Find the lines below in which the string "JSON" occurs. Copy each one.

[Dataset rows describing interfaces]

——

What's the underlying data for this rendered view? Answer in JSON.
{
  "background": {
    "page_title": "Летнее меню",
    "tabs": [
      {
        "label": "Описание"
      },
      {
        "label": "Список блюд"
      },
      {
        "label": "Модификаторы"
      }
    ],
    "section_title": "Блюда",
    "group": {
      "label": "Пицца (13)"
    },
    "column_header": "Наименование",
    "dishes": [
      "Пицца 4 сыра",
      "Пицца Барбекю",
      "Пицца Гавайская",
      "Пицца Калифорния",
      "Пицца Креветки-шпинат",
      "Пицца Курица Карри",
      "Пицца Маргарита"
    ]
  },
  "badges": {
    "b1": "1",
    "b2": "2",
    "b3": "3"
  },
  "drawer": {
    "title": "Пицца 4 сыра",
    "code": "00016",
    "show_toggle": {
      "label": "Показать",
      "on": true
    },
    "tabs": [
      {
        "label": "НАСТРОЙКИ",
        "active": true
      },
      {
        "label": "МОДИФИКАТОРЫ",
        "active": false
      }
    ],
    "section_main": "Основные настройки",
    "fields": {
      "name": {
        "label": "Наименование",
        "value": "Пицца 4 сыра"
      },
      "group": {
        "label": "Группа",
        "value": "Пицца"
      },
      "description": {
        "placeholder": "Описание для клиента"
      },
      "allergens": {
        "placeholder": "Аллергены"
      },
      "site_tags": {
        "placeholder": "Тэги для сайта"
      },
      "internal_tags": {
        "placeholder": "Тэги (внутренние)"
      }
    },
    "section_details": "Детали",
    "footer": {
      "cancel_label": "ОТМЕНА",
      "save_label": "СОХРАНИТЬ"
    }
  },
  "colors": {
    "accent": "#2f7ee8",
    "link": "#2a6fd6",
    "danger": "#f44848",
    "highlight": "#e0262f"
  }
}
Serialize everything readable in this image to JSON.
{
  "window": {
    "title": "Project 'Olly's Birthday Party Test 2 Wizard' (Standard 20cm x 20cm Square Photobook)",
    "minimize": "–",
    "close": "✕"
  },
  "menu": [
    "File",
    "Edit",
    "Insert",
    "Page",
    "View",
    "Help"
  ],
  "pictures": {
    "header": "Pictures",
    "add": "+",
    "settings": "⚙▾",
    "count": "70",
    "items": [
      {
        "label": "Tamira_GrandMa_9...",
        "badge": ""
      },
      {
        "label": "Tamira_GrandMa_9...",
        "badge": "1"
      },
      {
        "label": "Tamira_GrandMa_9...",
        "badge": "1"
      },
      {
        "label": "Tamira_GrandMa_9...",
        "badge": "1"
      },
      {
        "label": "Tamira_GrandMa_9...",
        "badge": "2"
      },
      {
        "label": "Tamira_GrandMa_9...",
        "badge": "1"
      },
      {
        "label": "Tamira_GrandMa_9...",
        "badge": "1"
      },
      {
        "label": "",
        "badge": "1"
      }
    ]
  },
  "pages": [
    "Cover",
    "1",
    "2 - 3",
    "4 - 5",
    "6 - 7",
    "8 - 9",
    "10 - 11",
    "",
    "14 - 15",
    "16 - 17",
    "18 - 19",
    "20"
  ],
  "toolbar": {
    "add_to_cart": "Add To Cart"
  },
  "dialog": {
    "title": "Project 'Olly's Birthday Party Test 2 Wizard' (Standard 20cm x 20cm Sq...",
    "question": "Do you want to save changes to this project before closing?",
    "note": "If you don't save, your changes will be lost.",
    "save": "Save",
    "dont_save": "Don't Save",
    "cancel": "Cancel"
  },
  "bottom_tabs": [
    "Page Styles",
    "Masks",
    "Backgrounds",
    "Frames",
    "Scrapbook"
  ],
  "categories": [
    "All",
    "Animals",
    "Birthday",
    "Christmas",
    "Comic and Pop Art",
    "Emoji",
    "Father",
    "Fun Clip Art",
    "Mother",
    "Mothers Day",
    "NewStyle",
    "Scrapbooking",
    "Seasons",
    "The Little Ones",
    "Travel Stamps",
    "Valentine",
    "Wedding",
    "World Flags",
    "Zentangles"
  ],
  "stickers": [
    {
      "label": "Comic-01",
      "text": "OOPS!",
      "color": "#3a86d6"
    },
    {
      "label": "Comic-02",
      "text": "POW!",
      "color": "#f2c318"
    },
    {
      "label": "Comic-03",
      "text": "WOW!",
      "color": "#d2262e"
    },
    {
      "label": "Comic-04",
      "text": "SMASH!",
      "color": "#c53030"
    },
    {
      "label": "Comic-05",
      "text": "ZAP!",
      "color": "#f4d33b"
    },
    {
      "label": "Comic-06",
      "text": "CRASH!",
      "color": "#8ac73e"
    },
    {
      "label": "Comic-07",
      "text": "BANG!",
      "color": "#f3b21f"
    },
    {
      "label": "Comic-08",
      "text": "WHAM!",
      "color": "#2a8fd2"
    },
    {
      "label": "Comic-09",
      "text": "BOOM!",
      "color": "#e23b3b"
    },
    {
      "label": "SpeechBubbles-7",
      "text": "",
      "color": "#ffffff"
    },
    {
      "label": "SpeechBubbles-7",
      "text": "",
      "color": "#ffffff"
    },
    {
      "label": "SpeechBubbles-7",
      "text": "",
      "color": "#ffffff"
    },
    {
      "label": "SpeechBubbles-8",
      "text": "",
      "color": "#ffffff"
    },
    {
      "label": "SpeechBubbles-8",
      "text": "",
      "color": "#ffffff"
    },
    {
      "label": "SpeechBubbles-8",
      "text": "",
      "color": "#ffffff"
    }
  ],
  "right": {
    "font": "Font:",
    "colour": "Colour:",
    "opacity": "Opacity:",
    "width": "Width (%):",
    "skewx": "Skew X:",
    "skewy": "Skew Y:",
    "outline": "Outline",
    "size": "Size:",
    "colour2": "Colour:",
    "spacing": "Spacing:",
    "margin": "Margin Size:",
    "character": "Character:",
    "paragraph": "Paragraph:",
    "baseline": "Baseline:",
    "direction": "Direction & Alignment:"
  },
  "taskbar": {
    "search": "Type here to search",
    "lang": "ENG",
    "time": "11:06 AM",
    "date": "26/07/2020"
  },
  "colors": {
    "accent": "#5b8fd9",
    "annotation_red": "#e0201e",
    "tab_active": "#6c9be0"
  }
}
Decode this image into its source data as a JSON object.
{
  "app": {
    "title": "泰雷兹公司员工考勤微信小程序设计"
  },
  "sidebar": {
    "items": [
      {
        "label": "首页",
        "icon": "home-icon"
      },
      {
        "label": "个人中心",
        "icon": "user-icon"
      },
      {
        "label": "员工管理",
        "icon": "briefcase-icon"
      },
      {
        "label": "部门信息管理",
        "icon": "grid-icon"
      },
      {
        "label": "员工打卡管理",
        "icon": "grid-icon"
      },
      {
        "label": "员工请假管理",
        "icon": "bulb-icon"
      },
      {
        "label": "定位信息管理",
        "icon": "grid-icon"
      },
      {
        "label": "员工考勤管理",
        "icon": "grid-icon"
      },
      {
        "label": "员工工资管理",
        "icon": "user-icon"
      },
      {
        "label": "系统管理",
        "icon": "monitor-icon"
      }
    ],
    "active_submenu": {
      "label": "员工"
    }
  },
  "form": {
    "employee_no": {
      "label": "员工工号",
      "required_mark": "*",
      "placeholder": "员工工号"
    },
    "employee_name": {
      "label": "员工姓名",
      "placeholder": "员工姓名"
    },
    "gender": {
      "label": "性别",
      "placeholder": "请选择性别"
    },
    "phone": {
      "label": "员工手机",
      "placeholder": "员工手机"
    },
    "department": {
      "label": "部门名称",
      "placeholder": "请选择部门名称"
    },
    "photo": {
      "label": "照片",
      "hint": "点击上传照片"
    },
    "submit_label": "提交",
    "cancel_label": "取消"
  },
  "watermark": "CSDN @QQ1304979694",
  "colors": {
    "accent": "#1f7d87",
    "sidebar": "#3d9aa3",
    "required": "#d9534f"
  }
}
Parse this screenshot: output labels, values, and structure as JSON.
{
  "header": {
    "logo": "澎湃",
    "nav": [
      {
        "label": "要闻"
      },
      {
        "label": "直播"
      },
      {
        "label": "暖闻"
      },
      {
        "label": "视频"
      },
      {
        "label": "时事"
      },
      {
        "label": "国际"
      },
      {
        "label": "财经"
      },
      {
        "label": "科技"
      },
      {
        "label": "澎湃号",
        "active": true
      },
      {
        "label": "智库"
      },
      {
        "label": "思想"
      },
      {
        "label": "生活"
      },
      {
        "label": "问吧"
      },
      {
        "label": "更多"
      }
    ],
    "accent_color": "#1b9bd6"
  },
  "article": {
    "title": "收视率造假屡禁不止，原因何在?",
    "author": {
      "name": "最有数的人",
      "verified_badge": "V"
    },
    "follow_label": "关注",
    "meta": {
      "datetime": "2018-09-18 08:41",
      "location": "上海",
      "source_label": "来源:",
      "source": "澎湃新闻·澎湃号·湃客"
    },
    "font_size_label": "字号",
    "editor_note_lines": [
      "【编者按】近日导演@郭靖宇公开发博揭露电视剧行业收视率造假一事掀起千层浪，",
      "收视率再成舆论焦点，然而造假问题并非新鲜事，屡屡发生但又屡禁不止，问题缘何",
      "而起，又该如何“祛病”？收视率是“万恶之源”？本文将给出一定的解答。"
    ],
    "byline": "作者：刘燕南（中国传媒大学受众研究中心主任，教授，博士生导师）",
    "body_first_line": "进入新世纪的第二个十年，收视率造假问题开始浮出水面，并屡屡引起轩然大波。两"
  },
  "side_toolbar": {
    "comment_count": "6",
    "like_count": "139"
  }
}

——

- [ANSWER SPACE]
What's the underlying data for this rendered view? Answer in JSON.
Serialize everything readable in this image to JSON.
Decode this image into its source data as a JSON object.
Parse this screenshot: output labels, values, and structure as JSON.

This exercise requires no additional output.